(DATA SUPPLIED begins)
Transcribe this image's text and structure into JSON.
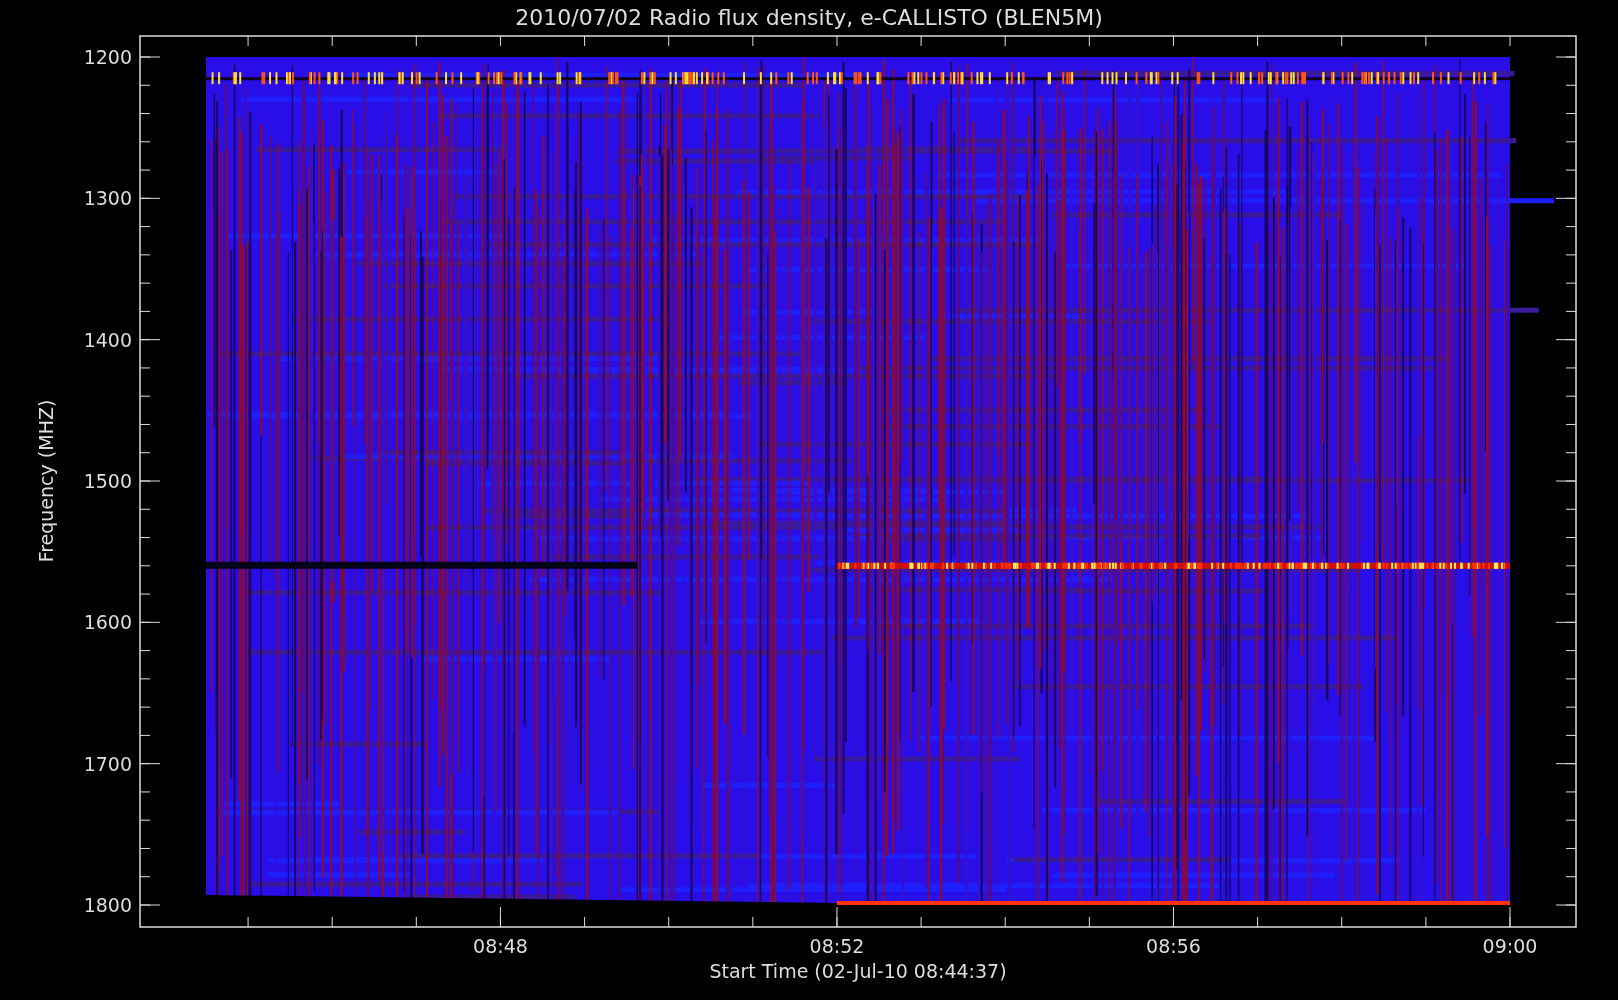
{
  "title": "2010/07/02  Radio flux density, e-CALLISTO (BLEN5M)",
  "y_axis": {
    "label": "Frequency (MHZ)",
    "ticks": [
      "1200",
      "1300",
      "1400",
      "1500",
      "1600",
      "1700",
      "1800"
    ]
  },
  "x_axis": {
    "label": "Start Time (02-Jul-10 08:44:37)",
    "ticks": [
      "08:48",
      "08:52",
      "08:56",
      "09:00"
    ]
  }
}
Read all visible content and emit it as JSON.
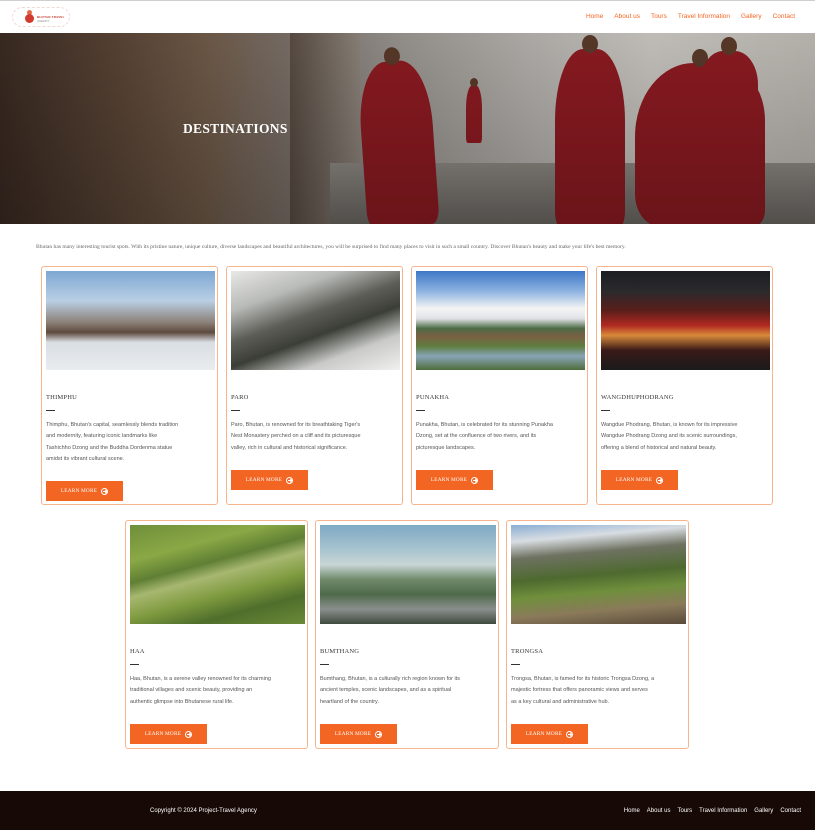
{
  "header": {
    "logo_line1": "BHUTAN TRAVEL",
    "logo_line2": "AGENCY",
    "nav": [
      "Home",
      "About us",
      "Tours",
      "Travel Information",
      "Gallery",
      "Contact"
    ]
  },
  "hero": {
    "title": "DESTINATIONS"
  },
  "intro": "Bhutan has many interesting tourist spots. With its pristine nature, unique culture, diverse landscapes and beautiful architectures, you will be surprised to find many places to visit in such a small country. Discover Bhutan's beauty and make your life's best memory.",
  "button_label": "LEARN MORE",
  "destinations": [
    {
      "name": "THIMPHU",
      "desc": [
        "Thimphu, Bhutan's capital, seamlessly blends tradition",
        "and modernity, featuring iconic landmarks like",
        "Tashichho Dzong and the Buddha Dordenma statue",
        "amidst its vibrant cultural scene."
      ]
    },
    {
      "name": "PARO",
      "desc": [
        "Paro, Bhutan, is renowned for its breathtaking Tiger's",
        "Nest Monastery perched on a cliff and its picturesque",
        "valley, rich in cultural and historical significance."
      ]
    },
    {
      "name": "PUNAKHA",
      "desc": [
        "Punakha, Bhutan, is celebrated for its stunning Punakha",
        "Dzong, set at the confluence of two rivers, and its",
        "picturesque landscapes."
      ]
    },
    {
      "name": "WANGDHUPHODRANG",
      "desc": [
        "Wangdue Phodrang, Bhutan, is known for its impressive",
        "Wangdue Phodrang Dzong and its scenic surroundings,",
        "offering a blend of historical and natural beauty."
      ]
    },
    {
      "name": "HAA",
      "desc": [
        "Haa, Bhutan, is a serene valley renowned for its charming",
        "traditional villages and scenic beauty, providing an",
        "authentic glimpse into Bhutanese rural life."
      ]
    },
    {
      "name": "BUMTHANG",
      "desc": [
        "Bumthang, Bhutan, is a culturally rich region known for its",
        "ancient temples, scenic landscapes, and as a spiritual",
        "heartland of the country."
      ]
    },
    {
      "name": "TRONGSA",
      "desc": [
        "Trongsa, Bhutan, is famed for its historic Trongsa Dzong, a",
        "majestic fortress that offers panoramic views and serves",
        "as a key cultural and administrative hub."
      ]
    }
  ],
  "footer": {
    "copyright": "Copyright © 2024 Project-Travel Agency",
    "nav": [
      "Home",
      "About us",
      "Tours",
      "Travel Information",
      "Gallery",
      "Contact"
    ]
  }
}
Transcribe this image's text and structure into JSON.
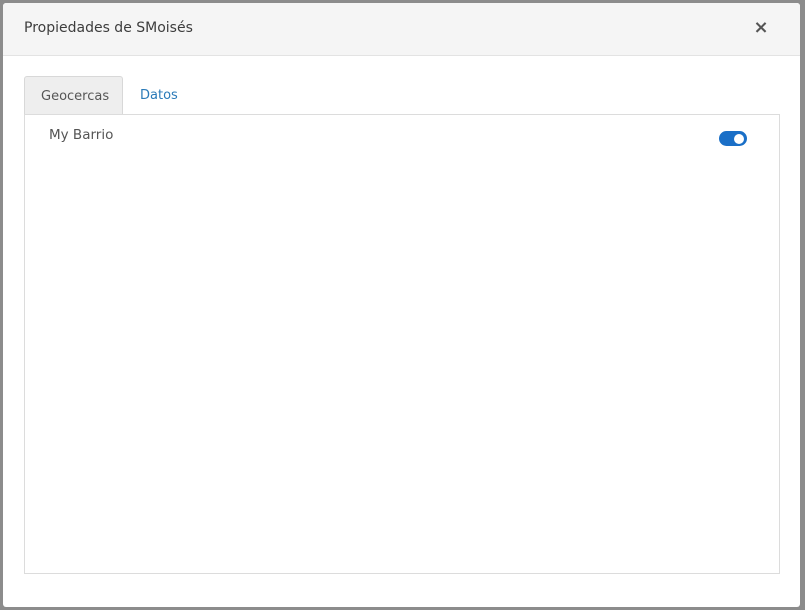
{
  "dialog": {
    "title": "Propiedades de SMoisés",
    "close_symbol": "×"
  },
  "tabs": [
    {
      "label": "Geocercas",
      "active": true
    },
    {
      "label": "Datos",
      "active": false
    }
  ],
  "geofences": [
    {
      "name": "My Barrio",
      "enabled": true
    }
  ],
  "colors": {
    "accent": "#1a6fc7",
    "link": "#2a7ab8"
  }
}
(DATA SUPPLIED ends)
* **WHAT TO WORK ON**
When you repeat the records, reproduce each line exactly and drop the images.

* **OUTPUT OF THE TASK**
Transcribe this image's text and structure into JSON.
{
  "title": "2010/07/02  Radio flux density, e-CALLISTO (BLEN5M)",
  "y_axis": {
    "label": "Frequency (MHZ)",
    "ticks": [
      "1200",
      "1300",
      "1400",
      "1500",
      "1600",
      "1700",
      "1800"
    ]
  },
  "x_axis": {
    "label": "Start Time (02-Jul-10 08:44:37)",
    "ticks": [
      "08:48",
      "08:52",
      "08:56",
      "09:00"
    ]
  }
}
Read all visible content and emit it as JSON.
{
  "header": {
    "logo_line1": "BHUTAN TRAVEL",
    "logo_line2": "AGENCY",
    "nav": [
      "Home",
      "About us",
      "Tours",
      "Travel Information",
      "Gallery",
      "Contact"
    ]
  },
  "hero": {
    "title": "DESTINATIONS"
  },
  "intro": "Bhutan has many interesting tourist spots. With its pristine nature, unique culture, diverse landscapes and beautiful architectures, you will be surprised to find many places to visit in such a small country. Discover Bhutan's beauty and make your life's best memory.",
  "button_label": "LEARN MORE",
  "destinations": [
    {
      "name": "THIMPHU",
      "desc": [
        "Thimphu, Bhutan's capital, seamlessly blends tradition",
        "and modernity, featuring iconic landmarks like",
        "Tashichho Dzong and the Buddha Dordenma statue",
        "amidst its vibrant cultural scene."
      ]
    },
    {
      "name": "PARO",
      "desc": [
        "Paro, Bhutan, is renowned for its breathtaking Tiger's",
        "Nest Monastery perched on a cliff and its picturesque",
        "valley, rich in cultural and historical significance."
      ]
    },
    {
      "name": "PUNAKHA",
      "desc": [
        "Punakha, Bhutan, is celebrated for its stunning Punakha",
        "Dzong, set at the confluence of two rivers, and its",
        "picturesque landscapes."
      ]
    },
    {
      "name": "WANGDHUPHODRANG",
      "desc": [
        "Wangdue Phodrang, Bhutan, is known for its impressive",
        "Wangdue Phodrang Dzong and its scenic surroundings,",
        "offering a blend of historical and natural beauty."
      ]
    },
    {
      "name": "HAA",
      "desc": [
        "Haa, Bhutan, is a serene valley renowned for its charming",
        "traditional villages and scenic beauty, providing an",
        "authentic glimpse into Bhutanese rural life."
      ]
    },
    {
      "name": "BUMTHANG",
      "desc": [
        "Bumthang, Bhutan, is a culturally rich region known for its",
        "ancient temples, scenic landscapes, and as a spiritual",
        "heartland of the country."
      ]
    },
    {
      "name": "TRONGSA",
      "desc": [
        "Trongsa, Bhutan, is famed for its historic Trongsa Dzong, a",
        "majestic fortress that offers panoramic views and serves",
        "as a key cultural and administrative hub."
      ]
    }
  ],
  "footer": {
    "copyright": "Copyright © 2024 Project-Travel Agency",
    "nav": [
      "Home",
      "About us",
      "Tours",
      "Travel Information",
      "Gallery",
      "Contact"
    ]
  }
}
Transcribe this image's text and structure into JSON.
{
  "dialog": {
    "title": "Propiedades de SMoisés",
    "close_symbol": "×"
  },
  "tabs": [
    {
      "label": "Geocercas",
      "active": true
    },
    {
      "label": "Datos",
      "active": false
    }
  ],
  "geofences": [
    {
      "name": "My Barrio",
      "enabled": true
    }
  ],
  "colors": {
    "accent": "#1a6fc7",
    "link": "#2a7ab8"
  }
}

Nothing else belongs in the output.